_Data extracts:_
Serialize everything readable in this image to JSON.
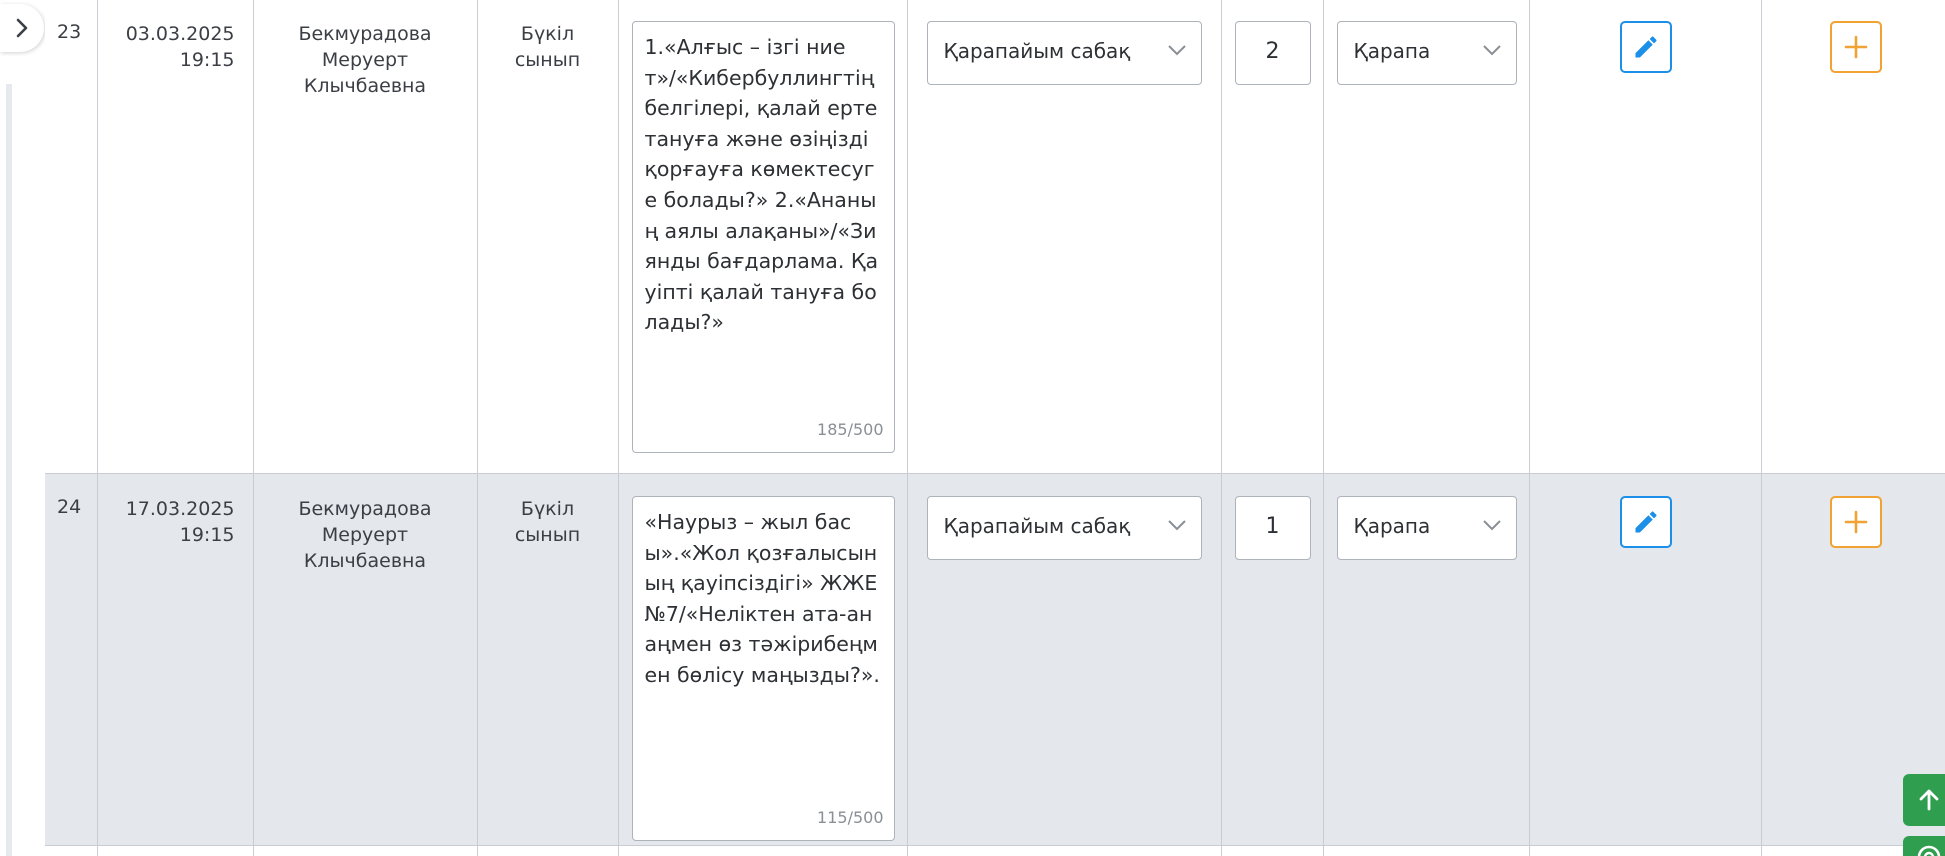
{
  "rows": [
    {
      "number": "23",
      "date": "03.03.2025",
      "time": "19:15",
      "teacher_line1": "Бекмурадова",
      "teacher_line2": "Меруерт",
      "teacher_line3": "Клычбаевна",
      "group_line1": "Бүкіл",
      "group_line2": "сынып",
      "topic": "1.«Алғыс – ізгі ниет»/«Кибербуллингтің белгілері, қалай ерте тануға және өзіңізді қорғауға көмектесуге болады?» 2.«Ананың аялы алақаны»/«Зиянды бағдарлама. Қауіпті қалай тануға болады?»",
      "topic_counter": "185/500",
      "lesson_type": "Қарапайым сабақ",
      "hours": "2",
      "type2": "Қарапа"
    },
    {
      "number": "24",
      "date": "17.03.2025",
      "time": "19:15",
      "teacher_line1": "Бекмурадова",
      "teacher_line2": "Меруерт",
      "teacher_line3": "Клычбаевна",
      "group_line1": "Бүкіл",
      "group_line2": "сынып",
      "topic": "«Наурыз – жыл басы».«Жол қозғалысының қауіпсіздігі» ЖЖЕ №7/«Неліктен ата-анаңмен өз тәжірибеңмен бөлісу маңызды?».",
      "topic_counter": "115/500",
      "lesson_type": "Қарапайым сабақ",
      "hours": "1",
      "type2": "Қарапа"
    }
  ],
  "icons": {
    "sidebar_toggle": "chevron-right-icon",
    "edit": "pencil-icon",
    "add": "plus-icon",
    "scroll_top": "arrow-up-icon",
    "help": "help-icon",
    "dropdown": "chevron-down-icon"
  },
  "colors": {
    "edit_accent": "#1c8fe8",
    "add_accent": "#f0a233",
    "scroll_button": "#2f9e4f",
    "alt_row_bg": "#e4e7ec"
  }
}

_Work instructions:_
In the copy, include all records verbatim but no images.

_Task response:_
Serialize everything readable in this image to JSON.
{
  "rows": [
    {
      "number": "23",
      "date": "03.03.2025",
      "time": "19:15",
      "teacher_line1": "Бекмурадова",
      "teacher_line2": "Меруерт",
      "teacher_line3": "Клычбаевна",
      "group_line1": "Бүкіл",
      "group_line2": "сынып",
      "topic": "1.«Алғыс – ізгі ниет»/«Кибербуллингтің белгілері, қалай ерте тануға және өзіңізді қорғауға көмектесуге болады?» 2.«Ананың аялы алақаны»/«Зиянды бағдарлама. Қауіпті қалай тануға болады?»",
      "topic_counter": "185/500",
      "lesson_type": "Қарапайым сабақ",
      "hours": "2",
      "type2": "Қарапа"
    },
    {
      "number": "24",
      "date": "17.03.2025",
      "time": "19:15",
      "teacher_line1": "Бекмурадова",
      "teacher_line2": "Меруерт",
      "teacher_line3": "Клычбаевна",
      "group_line1": "Бүкіл",
      "group_line2": "сынып",
      "topic": "«Наурыз – жыл басы».«Жол қозғалысының қауіпсіздігі» ЖЖЕ №7/«Неліктен ата-анаңмен өз тәжірибеңмен бөлісу маңызды?».",
      "topic_counter": "115/500",
      "lesson_type": "Қарапайым сабақ",
      "hours": "1",
      "type2": "Қарапа"
    }
  ],
  "icons": {
    "sidebar_toggle": "chevron-right-icon",
    "edit": "pencil-icon",
    "add": "plus-icon",
    "scroll_top": "arrow-up-icon",
    "help": "help-icon",
    "dropdown": "chevron-down-icon"
  },
  "colors": {
    "edit_accent": "#1c8fe8",
    "add_accent": "#f0a233",
    "scroll_button": "#2f9e4f",
    "alt_row_bg": "#e4e7ec"
  }
}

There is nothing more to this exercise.